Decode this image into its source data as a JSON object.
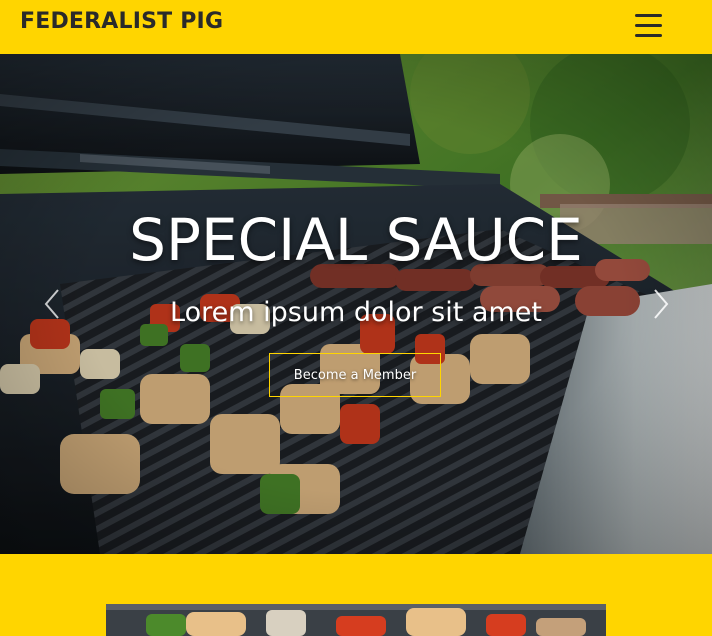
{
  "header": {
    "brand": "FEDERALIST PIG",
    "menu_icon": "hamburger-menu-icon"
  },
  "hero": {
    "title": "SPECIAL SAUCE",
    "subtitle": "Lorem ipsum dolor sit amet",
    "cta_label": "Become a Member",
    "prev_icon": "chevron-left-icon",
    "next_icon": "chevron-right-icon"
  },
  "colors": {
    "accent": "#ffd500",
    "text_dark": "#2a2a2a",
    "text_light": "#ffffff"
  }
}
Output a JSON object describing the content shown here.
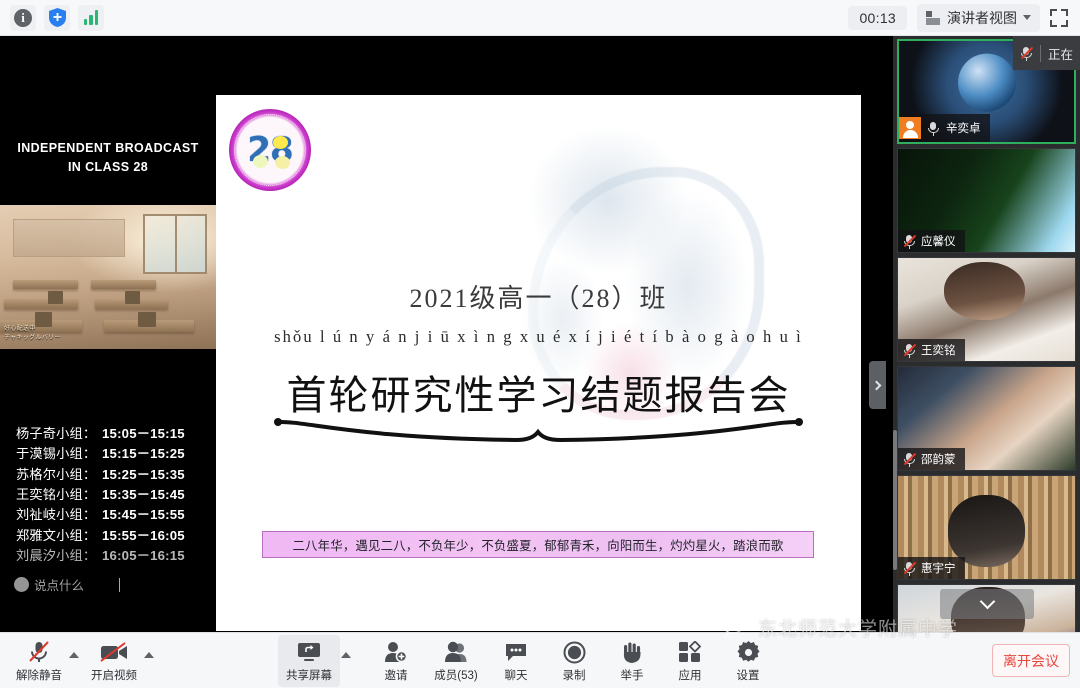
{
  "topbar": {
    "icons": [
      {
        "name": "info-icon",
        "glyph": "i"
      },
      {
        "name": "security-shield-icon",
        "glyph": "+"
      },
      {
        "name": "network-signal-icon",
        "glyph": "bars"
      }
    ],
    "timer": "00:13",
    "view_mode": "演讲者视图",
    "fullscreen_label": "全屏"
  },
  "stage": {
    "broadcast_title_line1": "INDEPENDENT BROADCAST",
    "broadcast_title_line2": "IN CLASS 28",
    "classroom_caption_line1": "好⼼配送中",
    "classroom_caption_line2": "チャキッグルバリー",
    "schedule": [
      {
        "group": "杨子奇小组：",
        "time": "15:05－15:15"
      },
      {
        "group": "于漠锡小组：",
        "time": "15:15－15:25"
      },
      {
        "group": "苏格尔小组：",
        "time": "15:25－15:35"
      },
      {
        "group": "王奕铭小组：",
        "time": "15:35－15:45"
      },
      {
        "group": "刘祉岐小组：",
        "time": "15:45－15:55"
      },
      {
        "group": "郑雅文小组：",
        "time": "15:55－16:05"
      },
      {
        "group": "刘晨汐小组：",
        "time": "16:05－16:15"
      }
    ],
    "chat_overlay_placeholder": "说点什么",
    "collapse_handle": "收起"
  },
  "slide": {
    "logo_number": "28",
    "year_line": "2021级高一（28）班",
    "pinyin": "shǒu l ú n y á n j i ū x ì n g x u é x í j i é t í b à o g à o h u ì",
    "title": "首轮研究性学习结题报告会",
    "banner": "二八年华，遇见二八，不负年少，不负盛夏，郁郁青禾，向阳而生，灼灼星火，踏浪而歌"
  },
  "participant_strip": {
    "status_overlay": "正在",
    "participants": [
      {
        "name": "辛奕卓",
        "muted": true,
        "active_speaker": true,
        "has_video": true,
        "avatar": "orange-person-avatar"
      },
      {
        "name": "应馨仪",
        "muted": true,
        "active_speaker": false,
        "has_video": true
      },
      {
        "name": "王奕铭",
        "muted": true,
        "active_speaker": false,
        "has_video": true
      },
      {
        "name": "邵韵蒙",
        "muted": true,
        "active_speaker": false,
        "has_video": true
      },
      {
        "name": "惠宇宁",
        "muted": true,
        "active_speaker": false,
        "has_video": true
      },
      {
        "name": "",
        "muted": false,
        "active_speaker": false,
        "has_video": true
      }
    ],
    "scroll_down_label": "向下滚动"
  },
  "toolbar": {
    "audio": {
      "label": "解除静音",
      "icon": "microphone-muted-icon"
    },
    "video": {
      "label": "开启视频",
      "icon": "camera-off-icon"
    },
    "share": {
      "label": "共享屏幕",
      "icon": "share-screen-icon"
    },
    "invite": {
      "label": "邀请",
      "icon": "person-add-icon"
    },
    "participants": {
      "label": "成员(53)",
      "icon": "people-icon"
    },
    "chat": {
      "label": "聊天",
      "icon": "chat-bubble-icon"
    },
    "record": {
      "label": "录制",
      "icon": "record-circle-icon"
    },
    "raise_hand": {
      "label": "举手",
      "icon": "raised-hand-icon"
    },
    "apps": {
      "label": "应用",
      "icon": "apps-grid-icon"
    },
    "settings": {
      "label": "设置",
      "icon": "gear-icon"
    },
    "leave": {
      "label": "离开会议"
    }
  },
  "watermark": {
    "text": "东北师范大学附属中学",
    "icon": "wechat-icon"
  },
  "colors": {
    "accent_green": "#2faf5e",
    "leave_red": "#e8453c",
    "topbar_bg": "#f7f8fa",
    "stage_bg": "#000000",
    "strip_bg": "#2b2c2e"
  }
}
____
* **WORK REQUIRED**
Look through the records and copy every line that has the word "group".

* **ANSWER BELOW**
        "group": "杨子奇小组：",
        "group": "于漠锡小组：",
        "group": "苏格尔小组：",
        "group": "王奕铭小组：",
        "group": "刘祉岐小组：",
        "group": "郑雅文小组：",
        "group": "刘晨汐小组：",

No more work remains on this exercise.